> _Task details_
Please print all of the records that follow with nothing altered.

☆ ☆ ☆

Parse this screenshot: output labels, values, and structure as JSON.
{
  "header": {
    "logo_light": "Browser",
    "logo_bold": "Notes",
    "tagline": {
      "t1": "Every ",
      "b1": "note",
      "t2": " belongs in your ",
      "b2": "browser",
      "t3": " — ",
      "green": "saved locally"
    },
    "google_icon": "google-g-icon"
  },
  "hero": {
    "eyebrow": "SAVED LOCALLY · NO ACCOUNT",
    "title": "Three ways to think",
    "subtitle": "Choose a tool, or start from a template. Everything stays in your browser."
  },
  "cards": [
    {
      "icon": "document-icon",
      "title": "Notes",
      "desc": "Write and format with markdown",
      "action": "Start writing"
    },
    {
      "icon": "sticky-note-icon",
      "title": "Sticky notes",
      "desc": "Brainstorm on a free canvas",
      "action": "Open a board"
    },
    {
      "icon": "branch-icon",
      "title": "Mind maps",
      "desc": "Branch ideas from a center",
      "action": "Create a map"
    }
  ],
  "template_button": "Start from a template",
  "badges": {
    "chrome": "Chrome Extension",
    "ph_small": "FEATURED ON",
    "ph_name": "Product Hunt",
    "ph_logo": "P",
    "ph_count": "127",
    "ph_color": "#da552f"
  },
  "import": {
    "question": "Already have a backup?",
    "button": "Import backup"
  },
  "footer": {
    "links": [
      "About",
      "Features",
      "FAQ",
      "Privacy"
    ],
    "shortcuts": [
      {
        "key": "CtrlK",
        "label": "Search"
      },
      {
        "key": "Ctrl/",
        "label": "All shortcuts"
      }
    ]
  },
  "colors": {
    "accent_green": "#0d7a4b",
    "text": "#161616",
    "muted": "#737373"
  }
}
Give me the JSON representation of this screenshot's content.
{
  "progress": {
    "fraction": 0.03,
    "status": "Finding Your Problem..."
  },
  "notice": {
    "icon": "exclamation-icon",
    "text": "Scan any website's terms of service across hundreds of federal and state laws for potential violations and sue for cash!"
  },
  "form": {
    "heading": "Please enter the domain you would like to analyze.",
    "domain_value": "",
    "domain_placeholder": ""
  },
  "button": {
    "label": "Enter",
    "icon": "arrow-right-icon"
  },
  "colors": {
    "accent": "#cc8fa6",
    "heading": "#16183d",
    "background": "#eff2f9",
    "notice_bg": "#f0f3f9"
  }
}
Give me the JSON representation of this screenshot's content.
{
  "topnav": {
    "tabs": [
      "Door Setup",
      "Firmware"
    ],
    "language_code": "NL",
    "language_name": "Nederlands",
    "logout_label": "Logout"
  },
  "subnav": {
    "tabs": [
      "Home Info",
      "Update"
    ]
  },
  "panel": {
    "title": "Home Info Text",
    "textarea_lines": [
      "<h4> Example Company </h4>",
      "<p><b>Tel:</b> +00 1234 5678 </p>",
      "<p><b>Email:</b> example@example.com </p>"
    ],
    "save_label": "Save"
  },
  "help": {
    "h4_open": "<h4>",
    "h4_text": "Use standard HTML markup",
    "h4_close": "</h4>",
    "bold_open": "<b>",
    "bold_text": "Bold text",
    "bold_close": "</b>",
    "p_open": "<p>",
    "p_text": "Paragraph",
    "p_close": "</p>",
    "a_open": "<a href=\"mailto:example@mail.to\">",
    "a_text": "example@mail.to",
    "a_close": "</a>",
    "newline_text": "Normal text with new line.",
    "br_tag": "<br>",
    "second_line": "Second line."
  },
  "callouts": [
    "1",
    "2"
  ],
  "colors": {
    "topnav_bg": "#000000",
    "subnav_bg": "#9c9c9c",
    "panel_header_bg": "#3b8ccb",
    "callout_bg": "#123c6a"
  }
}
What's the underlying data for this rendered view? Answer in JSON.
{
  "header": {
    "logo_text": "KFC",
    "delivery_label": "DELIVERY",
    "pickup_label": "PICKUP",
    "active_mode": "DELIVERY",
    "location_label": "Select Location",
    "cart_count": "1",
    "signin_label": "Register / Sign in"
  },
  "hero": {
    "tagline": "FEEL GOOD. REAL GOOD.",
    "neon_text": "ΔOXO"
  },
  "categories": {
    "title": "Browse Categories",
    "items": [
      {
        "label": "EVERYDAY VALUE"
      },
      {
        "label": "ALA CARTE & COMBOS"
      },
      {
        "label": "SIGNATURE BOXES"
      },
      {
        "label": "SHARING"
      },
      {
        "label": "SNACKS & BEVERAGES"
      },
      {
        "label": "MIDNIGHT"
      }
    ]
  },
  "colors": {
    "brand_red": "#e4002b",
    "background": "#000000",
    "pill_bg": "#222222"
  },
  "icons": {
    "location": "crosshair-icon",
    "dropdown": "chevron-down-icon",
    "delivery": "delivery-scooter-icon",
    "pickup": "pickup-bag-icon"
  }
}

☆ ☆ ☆

> _Your solution_
Parse this screenshot: output labels, values, and structure as JSON.
{
  "header": {
    "logo_light": "Browser",
    "logo_bold": "Notes",
    "tagline": {
      "t1": "Every ",
      "b1": "note",
      "t2": " belongs in your ",
      "b2": "browser",
      "t3": " — ",
      "green": "saved locally"
    },
    "google_icon": "google-g-icon"
  },
  "hero": {
    "eyebrow": "SAVED LOCALLY · NO ACCOUNT",
    "title": "Three ways to think",
    "subtitle": "Choose a tool, or start from a template. Everything stays in your browser."
  },
  "cards": [
    {
      "icon": "document-icon",
      "title": "Notes",
      "desc": "Write and format with markdown",
      "action": "Start writing"
    },
    {
      "icon": "sticky-note-icon",
      "title": "Sticky notes",
      "desc": "Brainstorm on a free canvas",
      "action": "Open a board"
    },
    {
      "icon": "branch-icon",
      "title": "Mind maps",
      "desc": "Branch ideas from a center",
      "action": "Create a map"
    }
  ],
  "template_button": "Start from a template",
  "badges": {
    "chrome": "Chrome Extension",
    "ph_small": "FEATURED ON",
    "ph_name": "Product Hunt",
    "ph_logo": "P",
    "ph_count": "127",
    "ph_color": "#da552f"
  },
  "import": {
    "question": "Already have a backup?",
    "button": "Import backup"
  },
  "footer": {
    "links": [
      "About",
      "Features",
      "FAQ",
      "Privacy"
    ],
    "shortcuts": [
      {
        "key": "CtrlK",
        "label": "Search"
      },
      {
        "key": "Ctrl/",
        "label": "All shortcuts"
      }
    ]
  },
  "colors": {
    "accent_green": "#0d7a4b",
    "text": "#161616",
    "muted": "#737373"
  }
}
Give me the JSON representation of this screenshot's content.
{
  "progress": {
    "fraction": 0.03,
    "status": "Finding Your Problem..."
  },
  "notice": {
    "icon": "exclamation-icon",
    "text": "Scan any website's terms of service across hundreds of federal and state laws for potential violations and sue for cash!"
  },
  "form": {
    "heading": "Please enter the domain you would like to analyze.",
    "domain_value": "",
    "domain_placeholder": ""
  },
  "button": {
    "label": "Enter",
    "icon": "arrow-right-icon"
  },
  "colors": {
    "accent": "#cc8fa6",
    "heading": "#16183d",
    "background": "#eff2f9",
    "notice_bg": "#f0f3f9"
  }
}
Give me the JSON representation of this screenshot's content.
{
  "topnav": {
    "tabs": [
      "Door Setup",
      "Firmware"
    ],
    "language_code": "NL",
    "language_name": "Nederlands",
    "logout_label": "Logout"
  },
  "subnav": {
    "tabs": [
      "Home Info",
      "Update"
    ]
  },
  "panel": {
    "title": "Home Info Text",
    "textarea_lines": [
      "<h4> Example Company </h4>",
      "<p><b>Tel:</b> +00 1234 5678 </p>",
      "<p><b>Email:</b> example@example.com </p>"
    ],
    "save_label": "Save"
  },
  "help": {
    "h4_open": "<h4>",
    "h4_text": "Use standard HTML markup",
    "h4_close": "</h4>",
    "bold_open": "<b>",
    "bold_text": "Bold text",
    "bold_close": "</b>",
    "p_open": "<p>",
    "p_text": "Paragraph",
    "p_close": "</p>",
    "a_open": "<a href=\"mailto:example@mail.to\">",
    "a_text": "example@mail.to",
    "a_close": "</a>",
    "newline_text": "Normal text with new line.",
    "br_tag": "<br>",
    "second_line": "Second line."
  },
  "callouts": [
    "1",
    "2"
  ],
  "colors": {
    "topnav_bg": "#000000",
    "subnav_bg": "#9c9c9c",
    "panel_header_bg": "#3b8ccb",
    "callout_bg": "#123c6a"
  }
}
What's the underlying data for this rendered view? Answer in JSON.
{
  "header": {
    "logo_text": "KFC",
    "delivery_label": "DELIVERY",
    "pickup_label": "PICKUP",
    "active_mode": "DELIVERY",
    "location_label": "Select Location",
    "cart_count": "1",
    "signin_label": "Register / Sign in"
  },
  "hero": {
    "tagline": "FEEL GOOD. REAL GOOD.",
    "neon_text": "ΔOXO"
  },
  "categories": {
    "title": "Browse Categories",
    "items": [
      {
        "label": "EVERYDAY VALUE"
      },
      {
        "label": "ALA CARTE & COMBOS"
      },
      {
        "label": "SIGNATURE BOXES"
      },
      {
        "label": "SHARING"
      },
      {
        "label": "SNACKS & BEVERAGES"
      },
      {
        "label": "MIDNIGHT"
      }
    ]
  },
  "colors": {
    "brand_red": "#e4002b",
    "background": "#000000",
    "pill_bg": "#222222"
  },
  "icons": {
    "location": "crosshair-icon",
    "dropdown": "chevron-down-icon",
    "delivery": "delivery-scooter-icon",
    "pickup": "pickup-bag-icon"
  }
}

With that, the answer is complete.